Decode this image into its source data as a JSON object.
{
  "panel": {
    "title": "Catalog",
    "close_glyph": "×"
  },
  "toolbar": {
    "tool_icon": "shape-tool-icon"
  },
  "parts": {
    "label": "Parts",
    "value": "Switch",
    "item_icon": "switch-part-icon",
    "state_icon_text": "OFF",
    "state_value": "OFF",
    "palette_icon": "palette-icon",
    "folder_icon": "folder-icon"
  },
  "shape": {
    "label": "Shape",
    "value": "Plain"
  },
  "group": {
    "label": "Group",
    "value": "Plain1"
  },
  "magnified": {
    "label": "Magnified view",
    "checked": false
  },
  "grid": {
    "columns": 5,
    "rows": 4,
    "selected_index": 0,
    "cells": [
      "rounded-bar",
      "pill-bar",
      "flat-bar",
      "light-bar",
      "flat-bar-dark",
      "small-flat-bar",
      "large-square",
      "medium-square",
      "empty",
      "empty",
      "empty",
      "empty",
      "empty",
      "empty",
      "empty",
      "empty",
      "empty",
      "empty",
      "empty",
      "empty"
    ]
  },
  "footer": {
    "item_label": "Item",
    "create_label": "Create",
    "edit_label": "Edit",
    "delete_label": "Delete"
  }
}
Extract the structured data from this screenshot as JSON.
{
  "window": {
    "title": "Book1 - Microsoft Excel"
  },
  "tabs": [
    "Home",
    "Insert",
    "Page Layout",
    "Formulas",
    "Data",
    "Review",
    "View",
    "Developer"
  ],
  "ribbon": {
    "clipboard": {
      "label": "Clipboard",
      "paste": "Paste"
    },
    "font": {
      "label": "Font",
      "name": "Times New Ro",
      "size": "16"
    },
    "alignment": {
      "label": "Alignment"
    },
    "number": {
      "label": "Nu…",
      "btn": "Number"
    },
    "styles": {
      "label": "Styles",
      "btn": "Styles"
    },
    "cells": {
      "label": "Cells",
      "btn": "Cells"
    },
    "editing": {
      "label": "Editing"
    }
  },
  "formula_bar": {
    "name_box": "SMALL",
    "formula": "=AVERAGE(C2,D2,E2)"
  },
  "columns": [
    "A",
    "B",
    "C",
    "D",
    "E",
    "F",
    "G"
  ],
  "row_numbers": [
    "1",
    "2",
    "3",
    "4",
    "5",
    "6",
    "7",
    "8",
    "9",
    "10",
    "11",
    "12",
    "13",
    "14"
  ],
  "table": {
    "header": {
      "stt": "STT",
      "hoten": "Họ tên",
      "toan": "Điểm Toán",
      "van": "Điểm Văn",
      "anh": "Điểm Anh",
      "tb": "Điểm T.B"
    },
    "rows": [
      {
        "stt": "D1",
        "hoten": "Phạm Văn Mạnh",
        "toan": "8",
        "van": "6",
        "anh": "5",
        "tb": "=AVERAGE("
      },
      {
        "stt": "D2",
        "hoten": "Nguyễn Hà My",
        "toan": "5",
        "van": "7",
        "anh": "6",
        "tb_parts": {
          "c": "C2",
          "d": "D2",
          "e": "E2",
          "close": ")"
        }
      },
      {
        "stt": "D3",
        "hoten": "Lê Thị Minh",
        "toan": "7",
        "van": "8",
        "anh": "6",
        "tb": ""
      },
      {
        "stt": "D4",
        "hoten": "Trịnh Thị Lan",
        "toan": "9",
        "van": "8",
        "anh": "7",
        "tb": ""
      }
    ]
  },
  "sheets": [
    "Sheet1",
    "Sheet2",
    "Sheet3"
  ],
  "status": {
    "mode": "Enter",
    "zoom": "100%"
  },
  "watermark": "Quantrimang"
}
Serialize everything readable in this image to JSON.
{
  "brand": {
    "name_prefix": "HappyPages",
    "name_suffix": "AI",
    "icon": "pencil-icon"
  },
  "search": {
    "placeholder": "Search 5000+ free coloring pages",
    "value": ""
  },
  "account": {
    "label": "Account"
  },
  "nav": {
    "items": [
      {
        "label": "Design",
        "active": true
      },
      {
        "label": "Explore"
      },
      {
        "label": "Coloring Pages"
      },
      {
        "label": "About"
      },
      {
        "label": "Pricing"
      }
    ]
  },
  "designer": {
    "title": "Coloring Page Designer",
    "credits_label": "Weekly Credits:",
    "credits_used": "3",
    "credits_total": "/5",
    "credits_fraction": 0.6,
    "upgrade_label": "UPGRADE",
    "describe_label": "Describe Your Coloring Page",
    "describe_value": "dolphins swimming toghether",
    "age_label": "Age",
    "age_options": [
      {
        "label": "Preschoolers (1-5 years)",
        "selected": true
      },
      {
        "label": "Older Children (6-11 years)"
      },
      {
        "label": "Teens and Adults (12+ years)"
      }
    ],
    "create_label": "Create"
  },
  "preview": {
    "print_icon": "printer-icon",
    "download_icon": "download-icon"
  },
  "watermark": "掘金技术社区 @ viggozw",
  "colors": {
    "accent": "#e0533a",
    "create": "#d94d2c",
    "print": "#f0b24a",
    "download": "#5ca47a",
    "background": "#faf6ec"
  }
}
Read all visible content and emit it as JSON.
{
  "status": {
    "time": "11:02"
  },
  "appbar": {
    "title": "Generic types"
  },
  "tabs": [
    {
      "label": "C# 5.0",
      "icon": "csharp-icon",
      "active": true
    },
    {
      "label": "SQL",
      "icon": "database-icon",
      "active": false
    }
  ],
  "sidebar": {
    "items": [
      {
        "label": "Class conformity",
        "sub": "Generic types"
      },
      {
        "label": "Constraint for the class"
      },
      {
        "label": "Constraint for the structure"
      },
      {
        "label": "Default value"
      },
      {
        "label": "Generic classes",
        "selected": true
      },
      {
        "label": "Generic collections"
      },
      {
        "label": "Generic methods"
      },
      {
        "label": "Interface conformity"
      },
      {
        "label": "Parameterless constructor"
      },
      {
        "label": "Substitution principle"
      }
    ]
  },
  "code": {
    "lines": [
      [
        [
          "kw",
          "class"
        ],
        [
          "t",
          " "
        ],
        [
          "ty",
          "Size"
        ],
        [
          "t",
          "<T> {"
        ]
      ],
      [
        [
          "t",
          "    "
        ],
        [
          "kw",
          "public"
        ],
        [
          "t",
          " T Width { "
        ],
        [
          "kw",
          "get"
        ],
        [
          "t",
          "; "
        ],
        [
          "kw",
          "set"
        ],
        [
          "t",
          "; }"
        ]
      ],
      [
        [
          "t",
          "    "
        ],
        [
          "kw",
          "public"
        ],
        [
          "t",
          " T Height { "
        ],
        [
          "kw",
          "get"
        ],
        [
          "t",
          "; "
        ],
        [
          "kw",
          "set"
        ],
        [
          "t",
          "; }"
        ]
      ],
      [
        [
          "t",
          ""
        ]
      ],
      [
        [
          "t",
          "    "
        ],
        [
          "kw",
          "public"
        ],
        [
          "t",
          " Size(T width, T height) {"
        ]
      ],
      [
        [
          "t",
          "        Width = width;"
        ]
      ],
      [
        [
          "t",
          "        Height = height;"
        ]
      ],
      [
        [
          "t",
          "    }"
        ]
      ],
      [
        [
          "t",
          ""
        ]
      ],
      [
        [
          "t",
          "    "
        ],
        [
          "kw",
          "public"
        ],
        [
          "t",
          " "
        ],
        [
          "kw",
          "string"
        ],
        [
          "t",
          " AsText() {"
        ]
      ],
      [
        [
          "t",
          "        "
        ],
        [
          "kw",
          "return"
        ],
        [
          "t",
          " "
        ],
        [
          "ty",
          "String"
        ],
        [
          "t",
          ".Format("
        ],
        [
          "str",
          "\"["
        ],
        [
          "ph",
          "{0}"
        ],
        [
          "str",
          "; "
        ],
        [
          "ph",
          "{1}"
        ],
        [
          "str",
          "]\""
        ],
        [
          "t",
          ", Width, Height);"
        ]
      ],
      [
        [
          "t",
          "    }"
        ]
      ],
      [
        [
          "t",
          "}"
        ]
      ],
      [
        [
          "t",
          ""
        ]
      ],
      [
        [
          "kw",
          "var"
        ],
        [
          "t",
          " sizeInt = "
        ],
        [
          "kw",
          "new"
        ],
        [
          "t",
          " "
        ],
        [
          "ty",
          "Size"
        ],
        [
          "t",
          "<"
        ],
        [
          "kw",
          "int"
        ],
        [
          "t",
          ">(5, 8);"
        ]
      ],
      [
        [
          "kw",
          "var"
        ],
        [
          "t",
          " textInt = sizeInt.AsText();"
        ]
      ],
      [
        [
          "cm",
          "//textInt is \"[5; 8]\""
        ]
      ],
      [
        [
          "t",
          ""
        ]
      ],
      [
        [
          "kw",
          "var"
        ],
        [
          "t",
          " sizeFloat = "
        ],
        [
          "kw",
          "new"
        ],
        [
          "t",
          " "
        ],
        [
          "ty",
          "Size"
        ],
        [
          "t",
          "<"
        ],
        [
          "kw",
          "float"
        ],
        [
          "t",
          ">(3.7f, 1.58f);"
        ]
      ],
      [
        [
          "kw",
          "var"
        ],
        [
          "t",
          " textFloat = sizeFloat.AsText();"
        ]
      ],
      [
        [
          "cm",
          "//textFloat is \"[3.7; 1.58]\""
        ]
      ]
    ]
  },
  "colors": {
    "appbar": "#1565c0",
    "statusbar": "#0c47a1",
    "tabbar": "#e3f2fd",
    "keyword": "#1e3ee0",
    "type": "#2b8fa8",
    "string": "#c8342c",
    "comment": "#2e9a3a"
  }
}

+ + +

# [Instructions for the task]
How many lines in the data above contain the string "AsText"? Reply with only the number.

# [Solution for this task]
3